Other challenges include transition management, with many projects underestimating offshore hook-up and commissioning effort in terms of time and cost. Subsea work programmes have tended to be more predictable, while drilling and facilities, especially floating production storage and offloading, “present a much larger spread of outcomes in projects”.
Behavioural factors governing the relationships between operators and contractors can have a significant influence on the success of a project, for better or worse. “Many behaviours continue to contribute to poorer project delivery, inflated budgets and schedule, or projects not even getting sanctioned,” the report warns.
Corporate behavioural issues identified by the report include excessive micro-management, lack of trust between stakeholders and over-optimistic reporting. “Many (but not all) operators issue too many specifications – many of which are not applicable or even contradictory,” says one contributor quoted by the report. “The larger the operator is, the more paper there is.”
Positive behaviours cited include agility and sense of urgency, devolved decision-making, respect and accountability, with smaller teams generally deemed more efficient and cohesive.

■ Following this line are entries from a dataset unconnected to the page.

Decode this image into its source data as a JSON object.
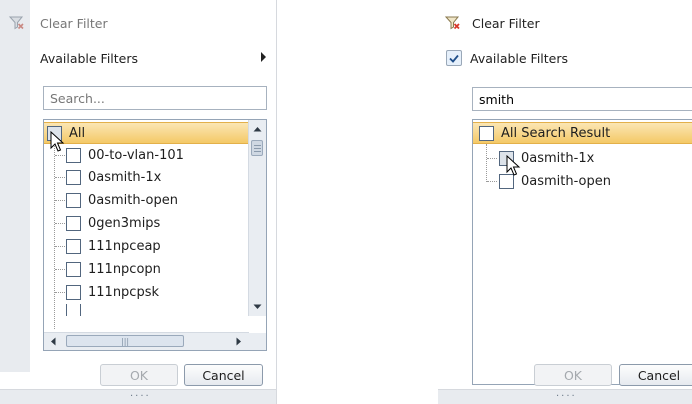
{
  "left_panel": {
    "clear_filter": "Clear Filter",
    "available_filters": "Available Filters",
    "search": {
      "value": "",
      "placeholder": "Search..."
    },
    "tree_items": [
      "All",
      "00-to-vlan-101",
      "0asmith-1x",
      "0asmith-open",
      "0gen3mips",
      "111npceap",
      "111npcopn",
      "111npcpsk"
    ],
    "buttons": {
      "ok": "OK",
      "cancel": "Cancel"
    }
  },
  "right_panel": {
    "clear_filter": "Clear Filter",
    "available_filters": "Available Filters",
    "available_filters_checked": true,
    "search": {
      "value": "smith",
      "placeholder": ""
    },
    "tree_items": [
      "All Search Result",
      "0asmith-1x",
      "0asmith-open"
    ],
    "buttons": {
      "ok": "OK",
      "cancel": "Cancel"
    }
  },
  "colors": {
    "selected_row": "#f4c967",
    "gutter": "#e8ebef",
    "clear_icon_red": "#d8372a"
  }
}
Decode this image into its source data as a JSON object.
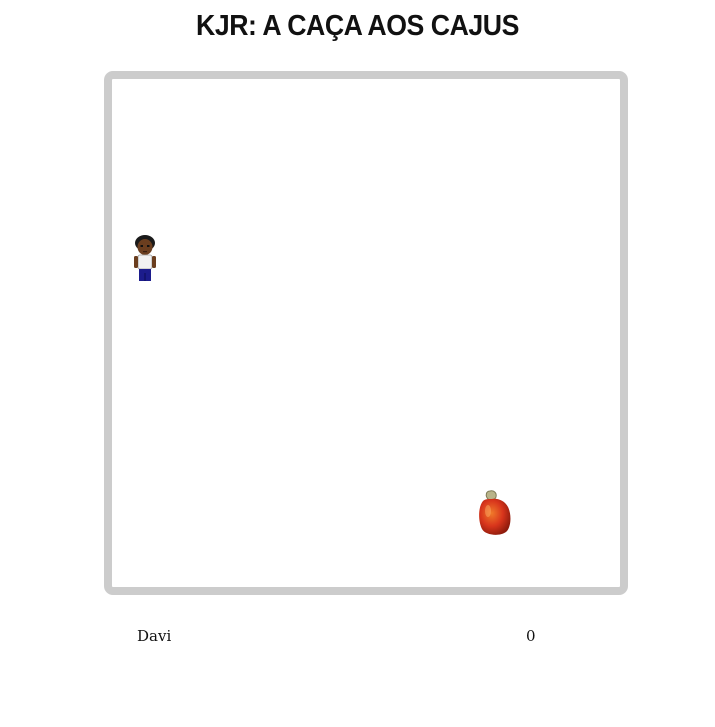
{
  "title": "KJR: A CAÇA AOS CAJUS",
  "player": {
    "name": "Davi",
    "score": "0",
    "sprite": "boy-character-icon"
  },
  "collectible": {
    "sprite": "cashew-fruit-icon"
  },
  "colors": {
    "board_border": "#cccccc",
    "board_background": "#ffffff",
    "cashew_red": "#d8351c"
  }
}
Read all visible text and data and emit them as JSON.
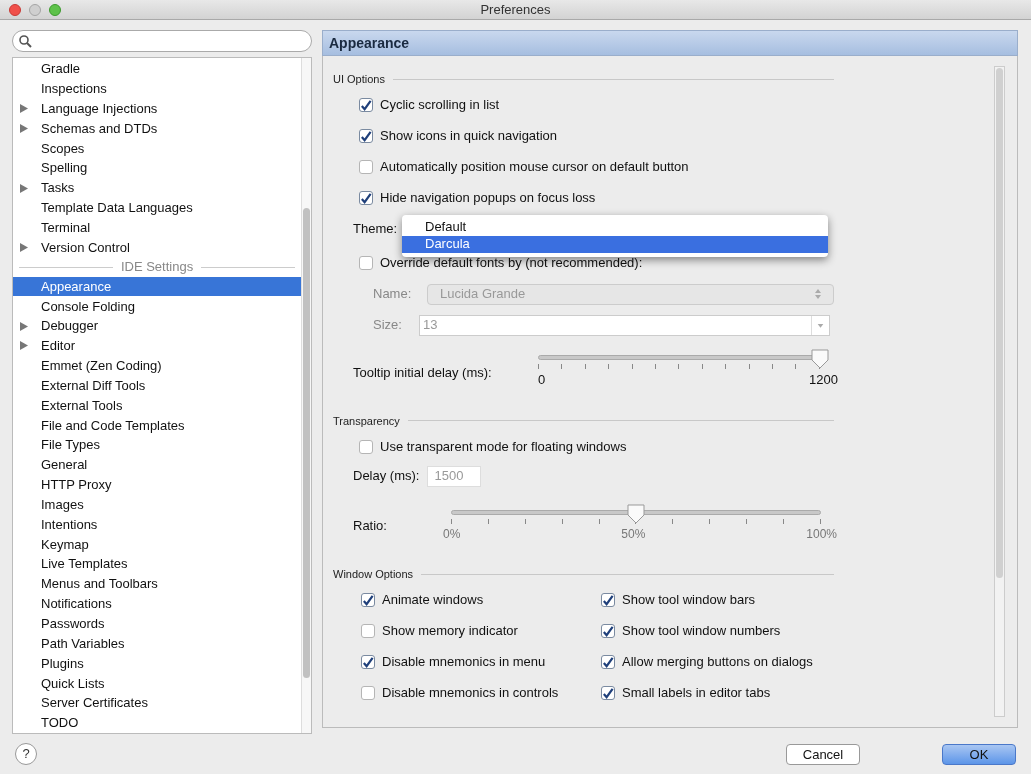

“Effective collaborative teams are smaller and, therefore, cheaper, and generally faster when everyone involved is seeking to deliver the end outcome in the minimum possible time,” according to the OGA report.
Looking at the scope of projects between 2011 and 2016, the report noted that the industry’s ability to deliver projects seems to have improved over time. “Most of the significantly delayed projects were consented between 2011 and 2013,” it states.
The drive for efficiency across oil and gas operations prompted by the sustained oil price decline seems to be having a positive effect on project delivery as well as production efficiency, although the improvements made to project management have been less pronounced.
“There are also encouraging signs that the ability to deliver projects in line with cost and schedule commitments has been improving recently,” said Newcome after the report’s release. “This is aligned to the effort we have seen industry making in the areas of production efficiency and operating costs over the last 18 months.”The challenge for the industry now will be to carry forward these hard-won lessons in leanness and not forget them if and when the oil price rallies to more profitable levels and the times of plenty return.